Your assignment.
Please filter the data below down to the lines holding the string "thumbnail".

Given records.
====================
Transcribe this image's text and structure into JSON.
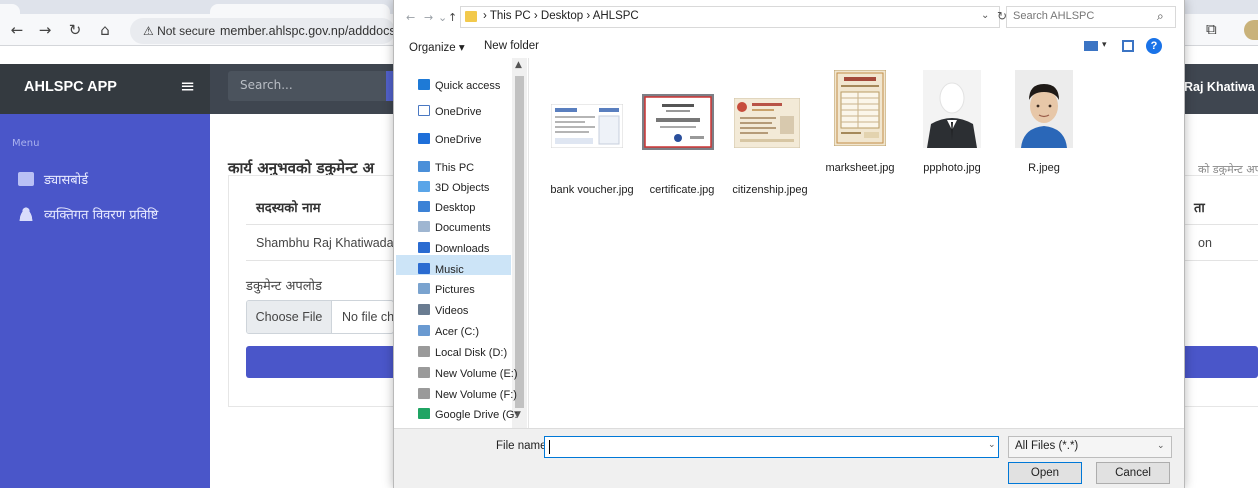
{
  "browser": {
    "url": "member.ahlspc.gov.np/adddocs",
    "security_label": "Not secure"
  },
  "app": {
    "brand": "AHLSPC APP",
    "search_placeholder": "Search...",
    "user_name": "Raj Khatiwa",
    "sidebar": {
      "menu_label": "Menu",
      "items": [
        {
          "label": "ड्यासबोर्ड",
          "icon": "dashboard-icon"
        },
        {
          "label": "व्यक्तिगत विवरण प्रविष्टि",
          "icon": "user-icon"
        }
      ]
    },
    "page_title": "कार्य अनुभवको डकुमेन्ट अ",
    "breadcrumb_right": "को डकुमेन्ट अप",
    "table": {
      "header_name": "सदस्यको नाम",
      "header_right": "ता",
      "row_name": "Shambhu Raj Khatiwada",
      "row_right": "on"
    },
    "upload": {
      "label": "डकुमेन्ट अपलोड",
      "choose_button": "Choose File",
      "no_file_text": "No file ch"
    }
  },
  "dialog": {
    "breadcrumbs": "›  This PC  ›  Desktop  ›  AHLSPC",
    "search_placeholder": "Search AHLSPC",
    "organize_label": "Organize ▾",
    "new_folder_label": "New folder",
    "nav_items": [
      {
        "label": "Quick access",
        "icon": "star-icon",
        "color": "#1e7ad6"
      },
      {
        "label": "OneDrive",
        "icon": "onedrive-icon",
        "color": "#ffffff"
      },
      {
        "label": "OneDrive",
        "icon": "cloud-icon",
        "color": "#1e6fd9"
      },
      {
        "label": "This PC",
        "icon": "computer-icon",
        "color": "#4a8fd9"
      },
      {
        "label": "3D Objects",
        "icon": "cube-icon",
        "color": "#5aa5e8"
      },
      {
        "label": "Desktop",
        "icon": "desktop-icon",
        "color": "#3c82d6"
      },
      {
        "label": "Documents",
        "icon": "documents-icon",
        "color": "#9fb6d1"
      },
      {
        "label": "Downloads",
        "icon": "download-icon",
        "color": "#2a6bd1"
      },
      {
        "label": "Music",
        "icon": "music-icon",
        "color": "#2a6bd1"
      },
      {
        "label": "Pictures",
        "icon": "pictures-icon",
        "color": "#7aa3cf"
      },
      {
        "label": "Videos",
        "icon": "videos-icon",
        "color": "#6a7c91"
      },
      {
        "label": "Acer (C:)",
        "icon": "drive-icon",
        "color": "#6a9ad1"
      },
      {
        "label": "Local Disk (D:)",
        "icon": "disk-icon",
        "color": "#9a9a9a"
      },
      {
        "label": "New Volume (E:)",
        "icon": "disk-icon",
        "color": "#9a9a9a"
      },
      {
        "label": "New Volume (F:)",
        "icon": "disk-icon",
        "color": "#9a9a9a"
      },
      {
        "label": "Google Drive (G:",
        "icon": "google-drive-icon",
        "color": "#1fa463"
      }
    ],
    "selected_nav": "Desktop",
    "files": [
      {
        "name": "bank voucher.jpg",
        "icon": "voucher-thumbnail"
      },
      {
        "name": "certificate.jpg",
        "icon": "certificate-thumbnail"
      },
      {
        "name": "citizenship.jpeg",
        "icon": "citizenship-thumbnail"
      },
      {
        "name": "marksheet.jpg",
        "icon": "marksheet-thumbnail"
      },
      {
        "name": "ppphoto.jpg",
        "icon": "passport-photo-thumbnail"
      },
      {
        "name": "R.jpeg",
        "icon": "portrait-thumbnail"
      }
    ],
    "file_name_label": "File name:",
    "file_name_value": "",
    "filter_value": "All Files (*.*)",
    "open_label": "Open",
    "cancel_label": "Cancel"
  },
  "colors": {
    "sidebar": "#4a56c9",
    "header_dark": "#343a40",
    "selection": "#cce4f7",
    "focus_border": "#0078d7"
  }
}
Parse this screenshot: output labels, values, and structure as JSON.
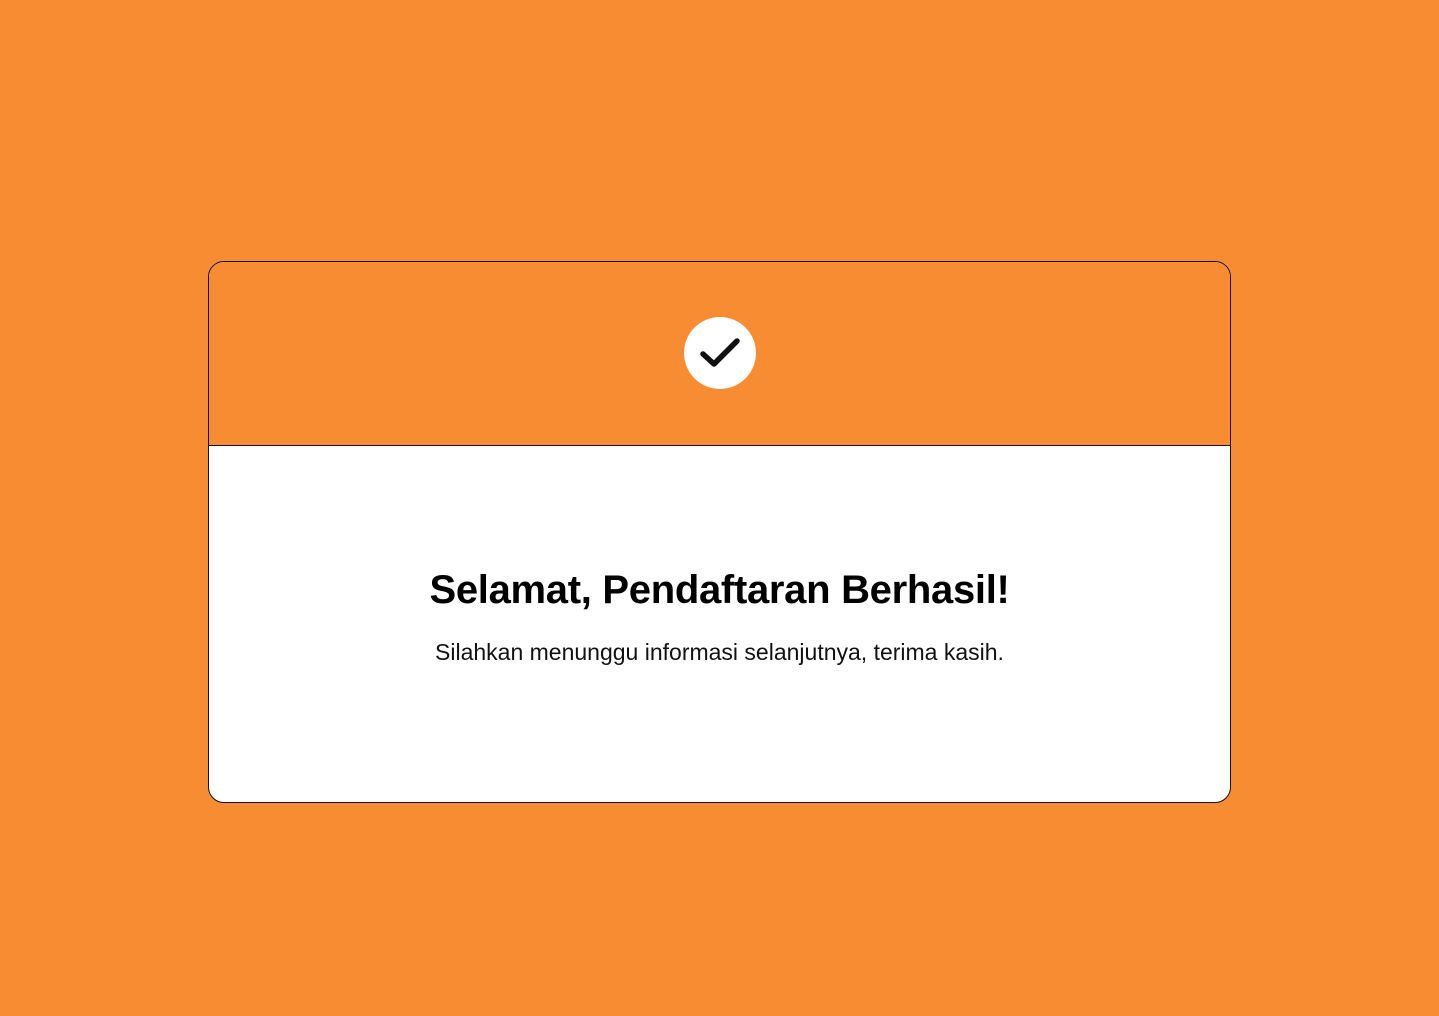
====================
Response area.
        "icon": "voucher-thumbnail"
        "icon": "certificate-thumbnail"
        "icon": "citizenship-thumbnail"
        "icon": "marksheet-thumbnail"
        "icon": "passport-photo-thumbnail"
        "icon": "portrait-thumbnail"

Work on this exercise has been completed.